● WHAT THE TASK ASKS
All of the listing, from first line to last, should be output exactly; the pictures stay out.

● EXERCISE MATERIALS
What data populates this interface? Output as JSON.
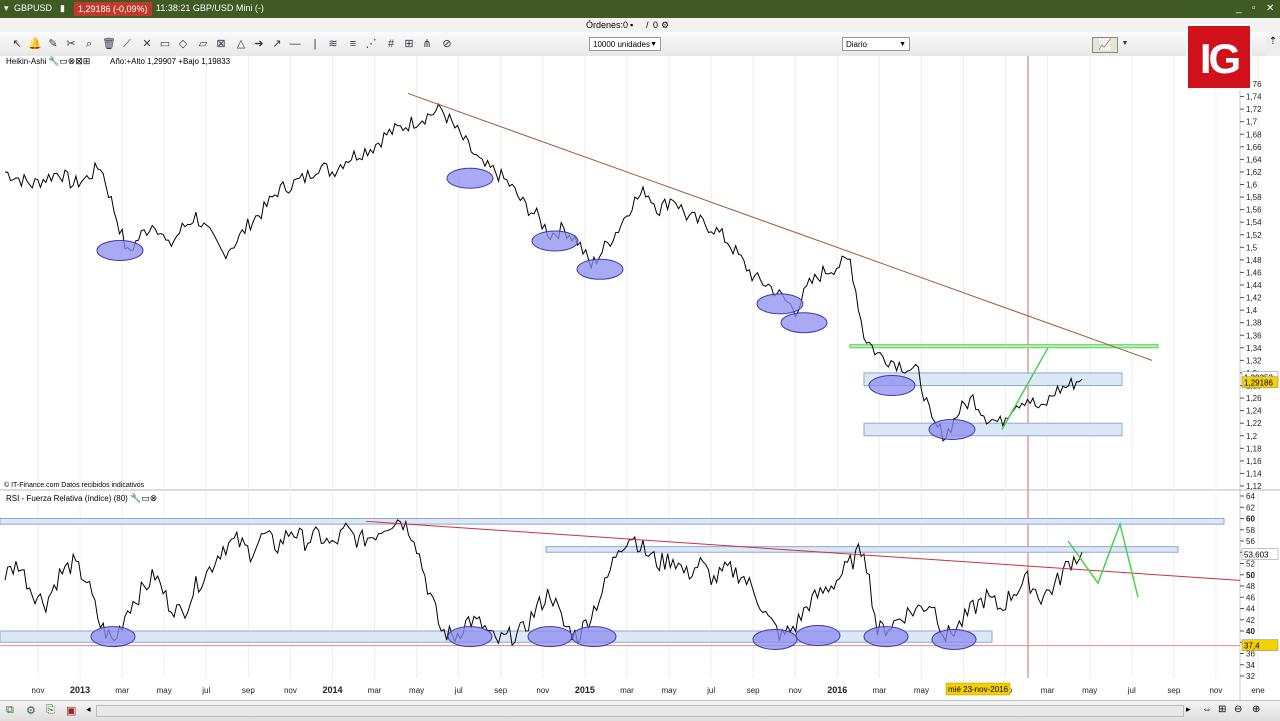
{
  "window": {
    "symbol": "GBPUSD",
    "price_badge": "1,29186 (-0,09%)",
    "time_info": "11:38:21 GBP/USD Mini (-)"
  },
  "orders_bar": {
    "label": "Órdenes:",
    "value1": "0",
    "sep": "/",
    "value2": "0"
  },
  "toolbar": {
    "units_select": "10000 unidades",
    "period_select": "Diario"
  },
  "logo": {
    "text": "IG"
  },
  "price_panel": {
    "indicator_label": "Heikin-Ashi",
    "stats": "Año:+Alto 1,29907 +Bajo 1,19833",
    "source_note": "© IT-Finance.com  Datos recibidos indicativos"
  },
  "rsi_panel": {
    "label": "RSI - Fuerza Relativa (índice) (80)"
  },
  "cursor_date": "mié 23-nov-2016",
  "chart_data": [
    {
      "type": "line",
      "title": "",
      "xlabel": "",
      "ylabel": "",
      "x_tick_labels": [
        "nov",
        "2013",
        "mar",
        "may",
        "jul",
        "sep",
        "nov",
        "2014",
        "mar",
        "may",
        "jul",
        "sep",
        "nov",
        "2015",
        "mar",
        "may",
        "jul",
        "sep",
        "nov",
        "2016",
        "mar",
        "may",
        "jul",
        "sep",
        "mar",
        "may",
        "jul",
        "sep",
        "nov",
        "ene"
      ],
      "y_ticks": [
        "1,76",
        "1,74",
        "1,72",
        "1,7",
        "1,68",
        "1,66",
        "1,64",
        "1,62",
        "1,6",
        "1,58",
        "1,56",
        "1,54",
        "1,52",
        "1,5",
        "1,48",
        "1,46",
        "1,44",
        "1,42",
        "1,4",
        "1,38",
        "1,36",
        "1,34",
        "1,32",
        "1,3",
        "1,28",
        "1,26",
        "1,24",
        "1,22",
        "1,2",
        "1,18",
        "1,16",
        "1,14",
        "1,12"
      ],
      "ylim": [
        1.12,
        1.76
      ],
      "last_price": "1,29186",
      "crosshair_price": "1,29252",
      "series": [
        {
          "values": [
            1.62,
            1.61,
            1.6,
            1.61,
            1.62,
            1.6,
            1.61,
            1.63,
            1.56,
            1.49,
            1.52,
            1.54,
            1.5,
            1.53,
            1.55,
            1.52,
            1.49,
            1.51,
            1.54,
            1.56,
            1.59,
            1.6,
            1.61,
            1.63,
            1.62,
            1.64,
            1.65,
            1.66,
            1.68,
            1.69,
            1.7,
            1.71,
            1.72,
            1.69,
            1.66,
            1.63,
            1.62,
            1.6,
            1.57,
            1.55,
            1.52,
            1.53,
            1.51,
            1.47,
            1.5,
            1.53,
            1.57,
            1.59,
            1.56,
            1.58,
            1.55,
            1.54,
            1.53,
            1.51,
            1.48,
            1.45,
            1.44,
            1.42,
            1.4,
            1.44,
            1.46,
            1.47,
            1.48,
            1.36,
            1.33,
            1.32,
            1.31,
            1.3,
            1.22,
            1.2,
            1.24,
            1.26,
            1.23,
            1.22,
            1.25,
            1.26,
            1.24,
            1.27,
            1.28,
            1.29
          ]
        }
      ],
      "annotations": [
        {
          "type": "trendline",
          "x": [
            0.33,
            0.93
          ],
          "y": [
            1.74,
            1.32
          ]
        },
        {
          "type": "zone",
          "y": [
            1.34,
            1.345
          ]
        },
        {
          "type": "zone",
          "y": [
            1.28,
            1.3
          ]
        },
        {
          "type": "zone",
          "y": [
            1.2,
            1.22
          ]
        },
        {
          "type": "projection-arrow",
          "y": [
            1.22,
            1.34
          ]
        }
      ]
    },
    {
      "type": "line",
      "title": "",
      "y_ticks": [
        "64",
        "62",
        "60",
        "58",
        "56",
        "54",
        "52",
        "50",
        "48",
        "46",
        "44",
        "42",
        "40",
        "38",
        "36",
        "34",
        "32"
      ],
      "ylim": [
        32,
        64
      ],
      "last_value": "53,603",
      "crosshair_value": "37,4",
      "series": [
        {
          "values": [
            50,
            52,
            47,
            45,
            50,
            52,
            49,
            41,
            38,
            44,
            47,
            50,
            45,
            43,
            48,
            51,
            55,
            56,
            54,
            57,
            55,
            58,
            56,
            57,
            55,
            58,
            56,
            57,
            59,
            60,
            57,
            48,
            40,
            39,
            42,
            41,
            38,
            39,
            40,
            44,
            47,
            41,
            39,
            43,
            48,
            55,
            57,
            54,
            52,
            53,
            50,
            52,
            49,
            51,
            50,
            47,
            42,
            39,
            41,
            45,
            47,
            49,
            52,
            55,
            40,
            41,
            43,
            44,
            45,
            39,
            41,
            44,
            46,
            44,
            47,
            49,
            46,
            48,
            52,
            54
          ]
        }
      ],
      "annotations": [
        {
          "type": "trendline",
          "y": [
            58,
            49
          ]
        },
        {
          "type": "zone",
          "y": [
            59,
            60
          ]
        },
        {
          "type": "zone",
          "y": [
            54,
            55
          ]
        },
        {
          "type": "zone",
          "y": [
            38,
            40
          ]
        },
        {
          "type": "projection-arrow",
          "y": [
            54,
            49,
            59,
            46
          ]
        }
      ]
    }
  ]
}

● WRITTEN RESPONSE
What data populates this interface? Output as JSON.
{
  "window": {
    "symbol": "GBPUSD",
    "price_badge": "1,29186 (-0,09%)",
    "time_info": "11:38:21 GBP/USD Mini (-)"
  },
  "orders_bar": {
    "label": "Órdenes:",
    "value1": "0",
    "sep": "/",
    "value2": "0"
  },
  "toolbar": {
    "units_select": "10000 unidades",
    "period_select": "Diario"
  },
  "logo": {
    "text": "IG"
  },
  "price_panel": {
    "indicator_label": "Heikin-Ashi",
    "stats": "Año:+Alto 1,29907 +Bajo 1,19833",
    "source_note": "© IT-Finance.com  Datos recibidos indicativos"
  },
  "rsi_panel": {
    "label": "RSI - Fuerza Relativa (índice) (80)"
  },
  "cursor_date": "mié 23-nov-2016",
  "chart_data": [
    {
      "type": "line",
      "title": "",
      "xlabel": "",
      "ylabel": "",
      "x_tick_labels": [
        "nov",
        "2013",
        "mar",
        "may",
        "jul",
        "sep",
        "nov",
        "2014",
        "mar",
        "may",
        "jul",
        "sep",
        "nov",
        "2015",
        "mar",
        "may",
        "jul",
        "sep",
        "nov",
        "2016",
        "mar",
        "may",
        "jul",
        "sep",
        "mar",
        "may",
        "jul",
        "sep",
        "nov",
        "ene"
      ],
      "y_ticks": [
        "1,76",
        "1,74",
        "1,72",
        "1,7",
        "1,68",
        "1,66",
        "1,64",
        "1,62",
        "1,6",
        "1,58",
        "1,56",
        "1,54",
        "1,52",
        "1,5",
        "1,48",
        "1,46",
        "1,44",
        "1,42",
        "1,4",
        "1,38",
        "1,36",
        "1,34",
        "1,32",
        "1,3",
        "1,28",
        "1,26",
        "1,24",
        "1,22",
        "1,2",
        "1,18",
        "1,16",
        "1,14",
        "1,12"
      ],
      "ylim": [
        1.12,
        1.76
      ],
      "last_price": "1,29186",
      "crosshair_price": "1,29252",
      "series": [
        {
          "values": [
            1.62,
            1.61,
            1.6,
            1.61,
            1.62,
            1.6,
            1.61,
            1.63,
            1.56,
            1.49,
            1.52,
            1.54,
            1.5,
            1.53,
            1.55,
            1.52,
            1.49,
            1.51,
            1.54,
            1.56,
            1.59,
            1.6,
            1.61,
            1.63,
            1.62,
            1.64,
            1.65,
            1.66,
            1.68,
            1.69,
            1.7,
            1.71,
            1.72,
            1.69,
            1.66,
            1.63,
            1.62,
            1.6,
            1.57,
            1.55,
            1.52,
            1.53,
            1.51,
            1.47,
            1.5,
            1.53,
            1.57,
            1.59,
            1.56,
            1.58,
            1.55,
            1.54,
            1.53,
            1.51,
            1.48,
            1.45,
            1.44,
            1.42,
            1.4,
            1.44,
            1.46,
            1.47,
            1.48,
            1.36,
            1.33,
            1.32,
            1.31,
            1.3,
            1.22,
            1.2,
            1.24,
            1.26,
            1.23,
            1.22,
            1.25,
            1.26,
            1.24,
            1.27,
            1.28,
            1.29
          ]
        }
      ],
      "annotations": [
        {
          "type": "trendline",
          "x": [
            0.33,
            0.93
          ],
          "y": [
            1.74,
            1.32
          ]
        },
        {
          "type": "zone",
          "y": [
            1.34,
            1.345
          ]
        },
        {
          "type": "zone",
          "y": [
            1.28,
            1.3
          ]
        },
        {
          "type": "zone",
          "y": [
            1.2,
            1.22
          ]
        },
        {
          "type": "projection-arrow",
          "y": [
            1.22,
            1.34
          ]
        }
      ]
    },
    {
      "type": "line",
      "title": "",
      "y_ticks": [
        "64",
        "62",
        "60",
        "58",
        "56",
        "54",
        "52",
        "50",
        "48",
        "46",
        "44",
        "42",
        "40",
        "38",
        "36",
        "34",
        "32"
      ],
      "ylim": [
        32,
        64
      ],
      "last_value": "53,603",
      "crosshair_value": "37,4",
      "series": [
        {
          "values": [
            50,
            52,
            47,
            45,
            50,
            52,
            49,
            41,
            38,
            44,
            47,
            50,
            45,
            43,
            48,
            51,
            55,
            56,
            54,
            57,
            55,
            58,
            56,
            57,
            55,
            58,
            56,
            57,
            59,
            60,
            57,
            48,
            40,
            39,
            42,
            41,
            38,
            39,
            40,
            44,
            47,
            41,
            39,
            43,
            48,
            55,
            57,
            54,
            52,
            53,
            50,
            52,
            49,
            51,
            50,
            47,
            42,
            39,
            41,
            45,
            47,
            49,
            52,
            55,
            40,
            41,
            43,
            44,
            45,
            39,
            41,
            44,
            46,
            44,
            47,
            49,
            46,
            48,
            52,
            54
          ]
        }
      ],
      "annotations": [
        {
          "type": "trendline",
          "y": [
            58,
            49
          ]
        },
        {
          "type": "zone",
          "y": [
            59,
            60
          ]
        },
        {
          "type": "zone",
          "y": [
            54,
            55
          ]
        },
        {
          "type": "zone",
          "y": [
            38,
            40
          ]
        },
        {
          "type": "projection-arrow",
          "y": [
            54,
            49,
            59,
            46
          ]
        }
      ]
    }
  ]
}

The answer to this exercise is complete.